In terms of the overall population, it might be safe to say that most people love pets. However, when it comes to landlords, it can feel like the dislike of pets is second only to the dislike of people who don't pay their rent. Because of this, it can be very difficult to have a pet in an apartment. Here's what you should know.
Can You Just Move a Pet In?
Whether you can move a pet in at all depends on the terms of your lease. There are no laws saying that you have a right to have a pet or that you cannot have a pet.
If the lease does not say no pets, you can move your pet in subject to local laws restricting the number or types of animals that can be in a residential property.
If the lease says that pets are not allowed, your only option is to try to convince your landlord to change your lease. Never rely on verbal permission because if they later decide that the pet must go, a court would only look at the written lease.
Can a Landlord Charge a Pet Deposit or Pet Rent?
A landlord is legally entitled to make permission to have a pet contingent on the payment of an additional pet deposit or monthly pet rent. This has become a very common practice because of the additional costs to clean an apartment that has had a pet in it and the likelihood that the carpet has been soiled and other fixtures have been destroyed.
Like with other terms of a lease, you can try to negotiate.
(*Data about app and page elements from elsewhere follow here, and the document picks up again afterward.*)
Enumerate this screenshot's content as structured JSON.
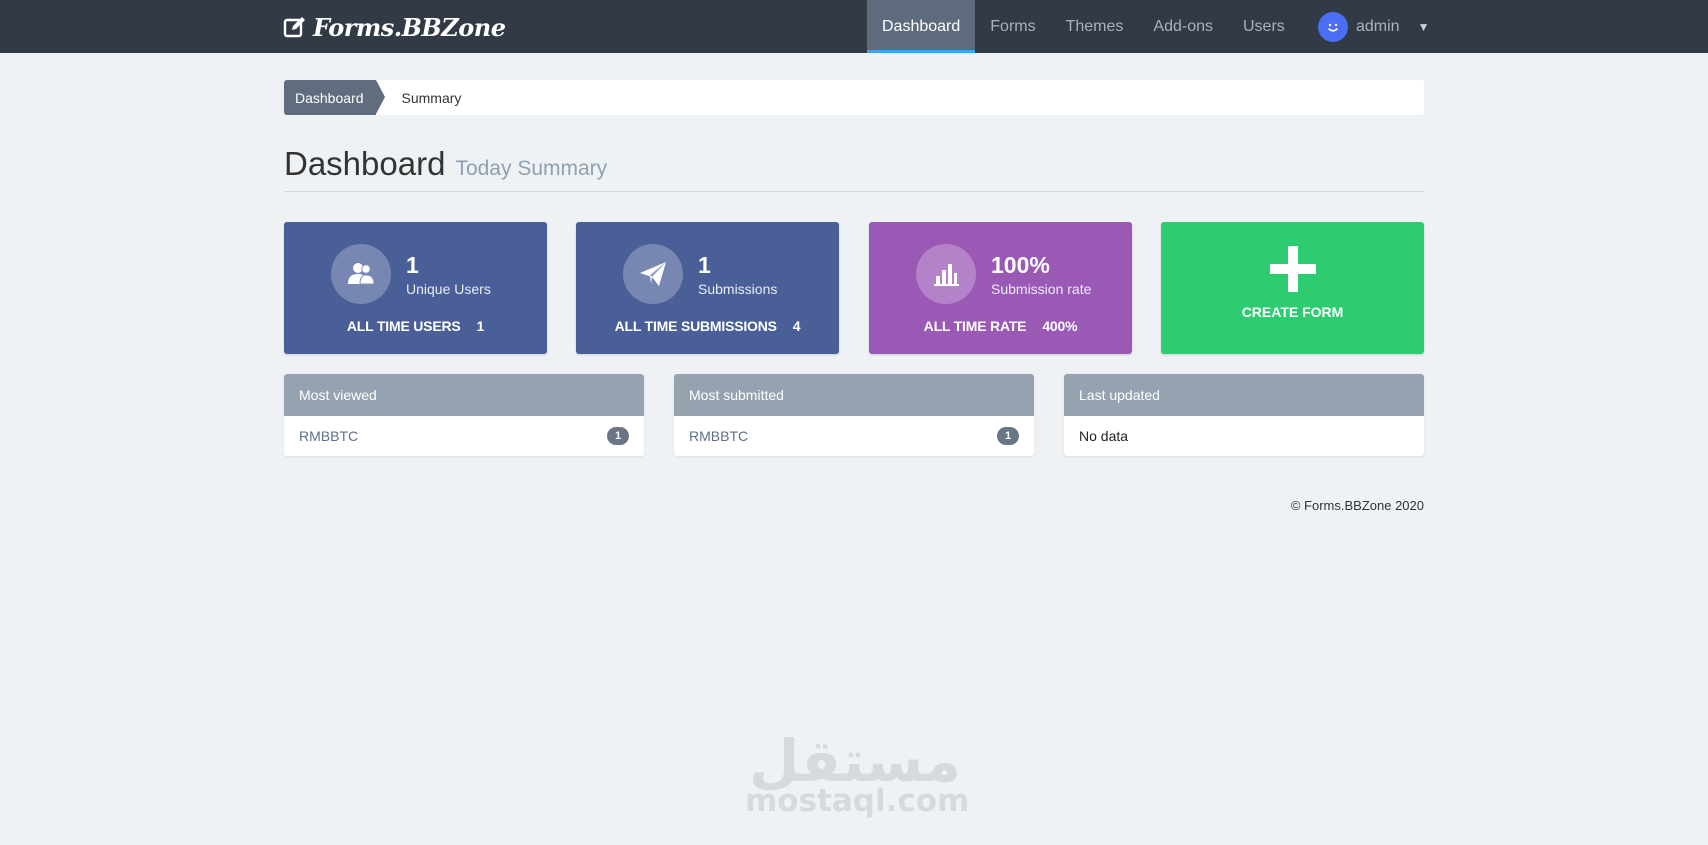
{
  "brand": {
    "name": "Forms.BBZone",
    "icon": "edit-icon"
  },
  "nav": {
    "items": [
      {
        "label": "Dashboard",
        "active": true
      },
      {
        "label": "Forms",
        "active": false
      },
      {
        "label": "Themes",
        "active": false
      },
      {
        "label": "Add-ons",
        "active": false
      },
      {
        "label": "Users",
        "active": false
      }
    ],
    "user": {
      "name": "admin",
      "avatar_icon": "smiley-icon",
      "caret_icon": "caret-down-icon"
    }
  },
  "breadcrumb": {
    "active": "Dashboard",
    "current": "Summary"
  },
  "page": {
    "title": "Dashboard",
    "subtitle": "Today Summary"
  },
  "cards": [
    {
      "icon": "users-icon",
      "value": "1",
      "label": "Unique Users",
      "foot_label": "ALL TIME USERS",
      "foot_value": "1",
      "color": "#4a5f98"
    },
    {
      "icon": "paper-plane-icon",
      "value": "1",
      "label": "Submissions",
      "foot_label": "ALL TIME SUBMISSIONS",
      "foot_value": "4",
      "color": "#4a5f98"
    },
    {
      "icon": "bar-chart-icon",
      "value": "100%",
      "label": "Submission rate",
      "foot_label": "ALL TIME RATE",
      "foot_value": "400%",
      "color": "#9b59b6"
    },
    {
      "icon": "plus-icon",
      "label": "CREATE FORM",
      "color": "#2ecc71"
    }
  ],
  "panels": [
    {
      "title": "Most viewed",
      "rows": [
        {
          "name": "RMBBTC",
          "count": "1"
        }
      ]
    },
    {
      "title": "Most submitted",
      "rows": [
        {
          "name": "RMBBTC",
          "count": "1"
        }
      ]
    },
    {
      "title": "Last updated",
      "empty_text": "No data"
    }
  ],
  "footer": {
    "copyright": "© Forms.BBZone 2020"
  },
  "watermark": {
    "arabic": "مستقل",
    "latin": "mostaql.com"
  }
}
However, failure to abide by the agreed terms may result in your eviction even if your regular rent is paid in full.
Can a Landlord Fine You For Not Cleaning Up After Your Pet?
Many rental communities implement fines for owners who don't clean up after their dogs when they take them on walks. Whether this is allowed depends on the terms of your lease.
If your lease provides for a fine or says that you agree to community rules that have a fine, you can be fined. If your lease doesn't call for a fine, the landlord can't decide to start fining you in the middle of the lease but they can make you agree to follow the rule in order to renew your lease.
To learn more about having a pet in an apartment or other tenant rights, contact a local real estate lawyer today.
For local lawyers, contact a law firm such as Huckabone O'Brien Instance Bradley Lyle.